The unique tamper-evident arrangement is best seen in FIGS. 9 and 10. A depression 53 is formed in the cover 30 in a manner to provide the pleated or folded or stepped configuration to form a type of bellows with a small round tip 54 at its center. When in the initial closed position of the container (as when shipped from the factory of the filler of the can) the tip 54 is in a depression 55. When the container is first opened, the tip 54 rides on an inclined ridge 56 from position 57 to position 58, and when doing so, the bellows are collapsed toward the upper surface of the cover 30, indicating that the can has been opened.
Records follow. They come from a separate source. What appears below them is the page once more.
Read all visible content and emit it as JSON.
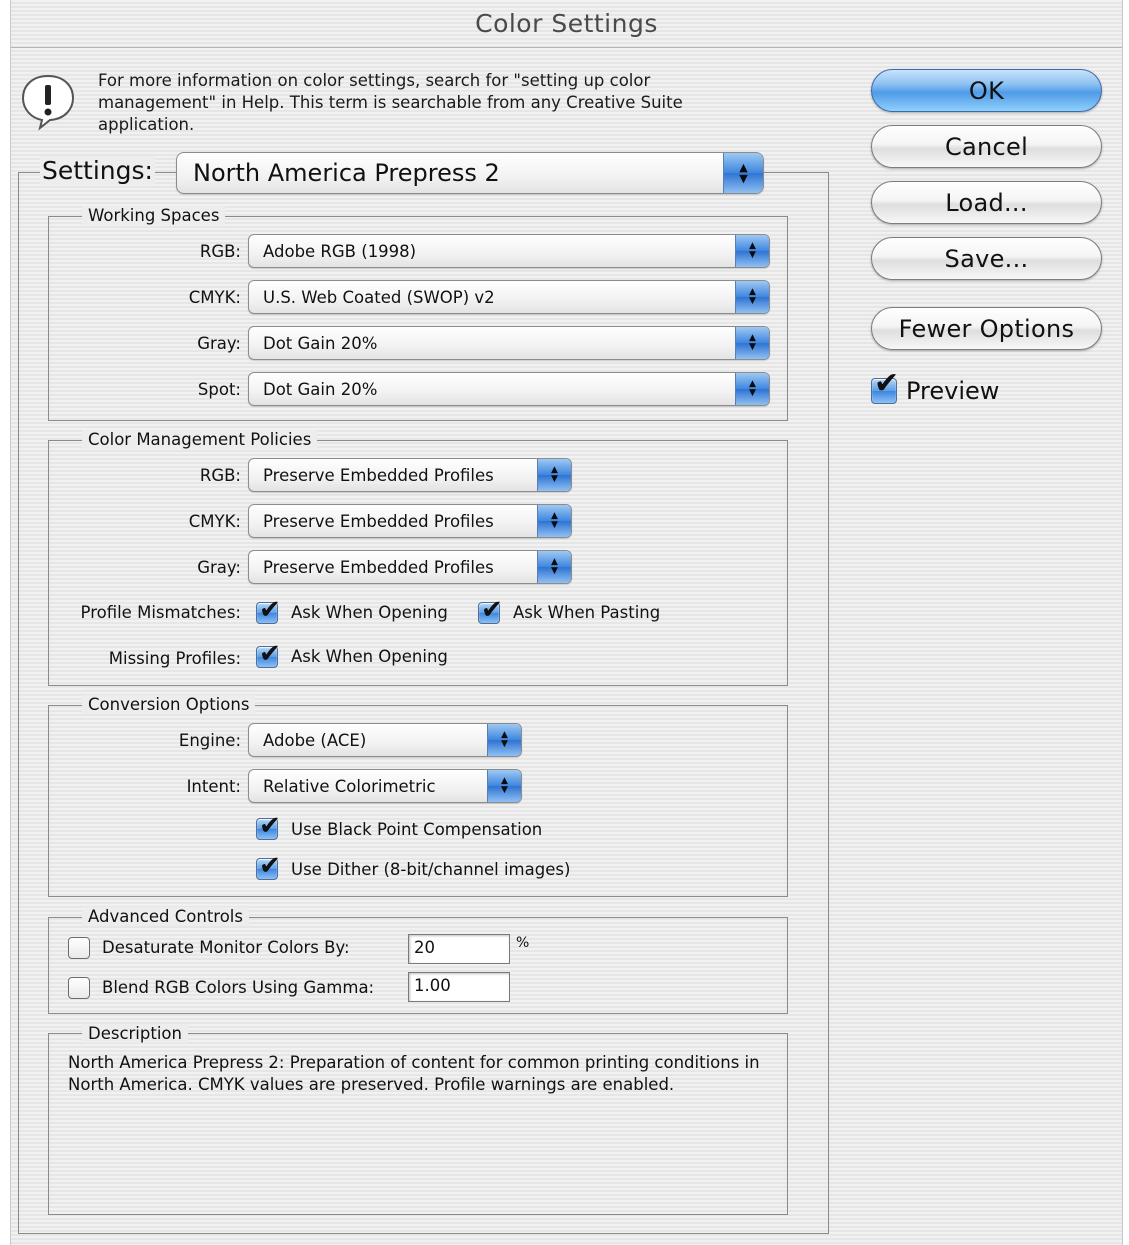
{
  "window": {
    "title": "Color Settings"
  },
  "info": {
    "text": "For more information on color settings, search for \"setting up color management\" in Help. This term is searchable from any Creative Suite application."
  },
  "settings": {
    "label": "Settings:",
    "value": "North America Prepress 2"
  },
  "working_spaces": {
    "title": "Working Spaces",
    "rows": [
      {
        "label": "RGB:",
        "value": "Adobe RGB (1998)"
      },
      {
        "label": "CMYK:",
        "value": "U.S. Web Coated (SWOP) v2"
      },
      {
        "label": "Gray:",
        "value": "Dot Gain 20%"
      },
      {
        "label": "Spot:",
        "value": "Dot Gain 20%"
      }
    ]
  },
  "policies": {
    "title": "Color Management Policies",
    "rows": [
      {
        "label": "RGB:",
        "value": "Preserve Embedded Profiles"
      },
      {
        "label": "CMYK:",
        "value": "Preserve Embedded Profiles"
      },
      {
        "label": "Gray:",
        "value": "Preserve Embedded Profiles"
      }
    ],
    "profile_mismatches": {
      "label": "Profile Mismatches:",
      "ask_opening": "Ask When Opening",
      "ask_opening_checked": true,
      "ask_pasting": "Ask When Pasting",
      "ask_pasting_checked": true
    },
    "missing_profiles": {
      "label": "Missing Profiles:",
      "ask_opening": "Ask When Opening",
      "ask_opening_checked": true
    }
  },
  "conversion": {
    "title": "Conversion Options",
    "engine_label": "Engine:",
    "engine_value": "Adobe (ACE)",
    "intent_label": "Intent:",
    "intent_value": "Relative Colorimetric",
    "black_point": "Use Black Point Compensation",
    "black_point_checked": true,
    "dither": "Use Dither (8-bit/channel images)",
    "dither_checked": true
  },
  "advanced": {
    "title": "Advanced Controls",
    "desaturate_label": "Desaturate Monitor Colors By:",
    "desaturate_checked": false,
    "desaturate_value": "20",
    "desaturate_unit": "%",
    "blend_label": "Blend RGB Colors Using Gamma:",
    "blend_checked": false,
    "blend_value": "1.00"
  },
  "description": {
    "title": "Description",
    "text": "North America Prepress 2:  Preparation of content for common printing conditions in North America. CMYK values are preserved. Profile warnings are enabled."
  },
  "buttons": {
    "ok": "OK",
    "cancel": "Cancel",
    "load": "Load...",
    "save": "Save...",
    "fewer_options": "Fewer Options"
  },
  "preview": {
    "label": "Preview",
    "checked": true
  },
  "icons": {
    "alert": "alert-icon",
    "popup_arrows": "popup-arrows-icon",
    "check": "checkmark-icon"
  }
}
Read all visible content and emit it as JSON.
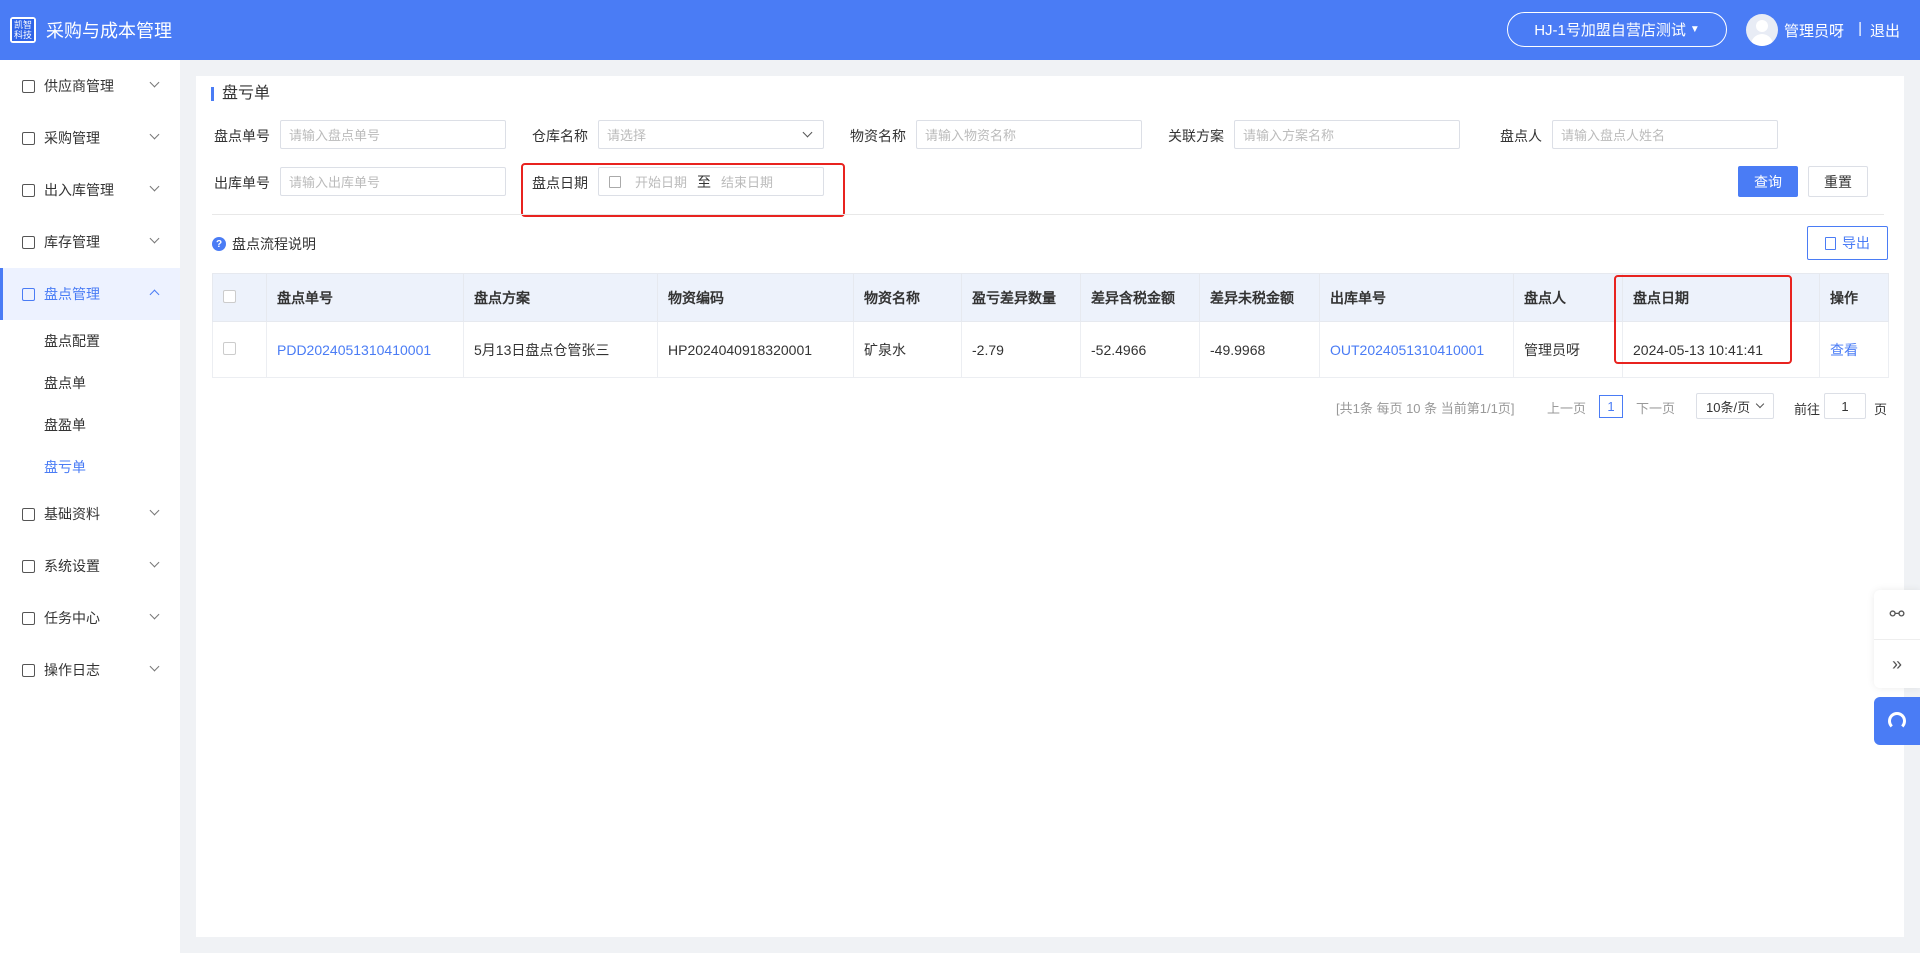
{
  "app": {
    "logo_text": "凯智科技",
    "title": "采购与成本管理",
    "store": "HJ-1号加盟自营店测试",
    "user_name": "管理员呀",
    "divider": "|",
    "logout": "退出"
  },
  "sidebar": {
    "items": [
      {
        "label": "供应商管理",
        "icon": "supplier-icon"
      },
      {
        "label": "采购管理",
        "icon": "purchase-icon"
      },
      {
        "label": "出入库管理",
        "icon": "stock-io-icon"
      },
      {
        "label": "库存管理",
        "icon": "inventory-icon"
      },
      {
        "label": "盘点管理",
        "icon": "stocktake-icon",
        "expanded": true
      },
      {
        "label": "基础资料",
        "icon": "basic-data-icon"
      },
      {
        "label": "系统设置",
        "icon": "settings-icon"
      },
      {
        "label": "任务中心",
        "icon": "task-icon"
      },
      {
        "label": "操作日志",
        "icon": "log-icon"
      }
    ],
    "sub_items": [
      "盘点配置",
      "盘点单",
      "盘盈单",
      "盘亏单"
    ],
    "current_sub": "盘亏单"
  },
  "page": {
    "title": "盘亏单",
    "filters": {
      "check_no": {
        "label": "盘点单号",
        "placeholder": "请输入盘点单号"
      },
      "warehouse": {
        "label": "仓库名称",
        "placeholder": "请选择"
      },
      "material": {
        "label": "物资名称",
        "placeholder": "请输入物资名称"
      },
      "plan": {
        "label": "关联方案",
        "placeholder": "请输入方案名称"
      },
      "checker": {
        "label": "盘点人",
        "placeholder": "请输入盘点人姓名"
      },
      "out_no": {
        "label": "出库单号",
        "placeholder": "请输入出库单号"
      },
      "date": {
        "label": "盘点日期",
        "start": "开始日期",
        "sep": "至",
        "end": "结束日期"
      }
    },
    "search_button": "查询",
    "reset_button": "重置",
    "help_text": "盘点流程说明",
    "export_button": "导出"
  },
  "table": {
    "headers": [
      "盘点单号",
      "盘点方案",
      "物资编码",
      "物资名称",
      "盈亏差异数量",
      "差异含税金额",
      "差异未税金额",
      "出库单号",
      "盘点人",
      "盘点日期",
      "操作"
    ],
    "rows": [
      {
        "check_no": "PDD2024051310410001",
        "plan": "5月13日盘点仓管张三",
        "material_code": "HP2024040918320001",
        "material_name": "矿泉水",
        "diff_qty": "-2.79",
        "diff_tax_amount": "-52.4966",
        "diff_notax_amount": "-49.9968",
        "out_no": "OUT2024051310410001",
        "checker": "管理员呀",
        "date": "2024-05-13 10:41:41",
        "action": "查看"
      }
    ]
  },
  "pagination": {
    "summary": "[共1条 每页 10 条 当前第1/1页]",
    "prev": "上一页",
    "current": "1",
    "next": "下一页",
    "page_size": "10条/页",
    "goto_prefix": "前往",
    "goto_value": "1",
    "goto_suffix": "页"
  },
  "float_tools": {
    "link": "⚯",
    "collapse": "»"
  },
  "colors": {
    "primary": "#4a7cf5",
    "highlight_box": "#e8231f"
  }
}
Thus the user of the container can visually detect if contamination or use of the container has taken place.
Referring now to FIGS. 13-17, there is shown a preferred embodiment of the invention which provides fluid-tight seal between the lid and the cover even when the pressure in the container exceeds 90 pounds per square inch (psi).
In FIGS. 13 and 14 there is shown a groove 25-a which is disposed around the periphery of the lid 24-a in such a manner as to form a vertical wall with a concave depression which faces generally radially outwardly from the center of the container. Thus the flat surface 26-a of the lid is raised above that portion 26-b of the lid which is closely adjacent the edge where it is crimped to the container body.
The cover 30-a has at its outer edge a curved portion 40-a which bends downwardly to form a rim 41-a which may have a bead 41-b at the edge. This bead 41-b (or the rim 41-a) rests in the concave depression, as shown in FIG. 13, to form a fluid tight seal between lid and cover.
Because of the interrelation of bead and groove, rotation of the cover with respect to the lid is possible even when the contents of the container are under pressure. In fact, with increased pressure in the container, the seal improves so that pressures as high as 90 psi or more are possible without leaking of the contents from the container.
In other respects, the embodiment of FIGS. 13-17 operates and performs as described with respect to the embodiment shown in FIGS. 1-12.
It is to be understood that the present invention may be embodied in other specific forms without departing from the spirit or special attributes hereof, and it is therefore desired that the present embodiments be considered in all respects as illustrative, and therefore not restrictive, reference being made to the appended claims rather than to the foregoing description to indicate the scope of the invention.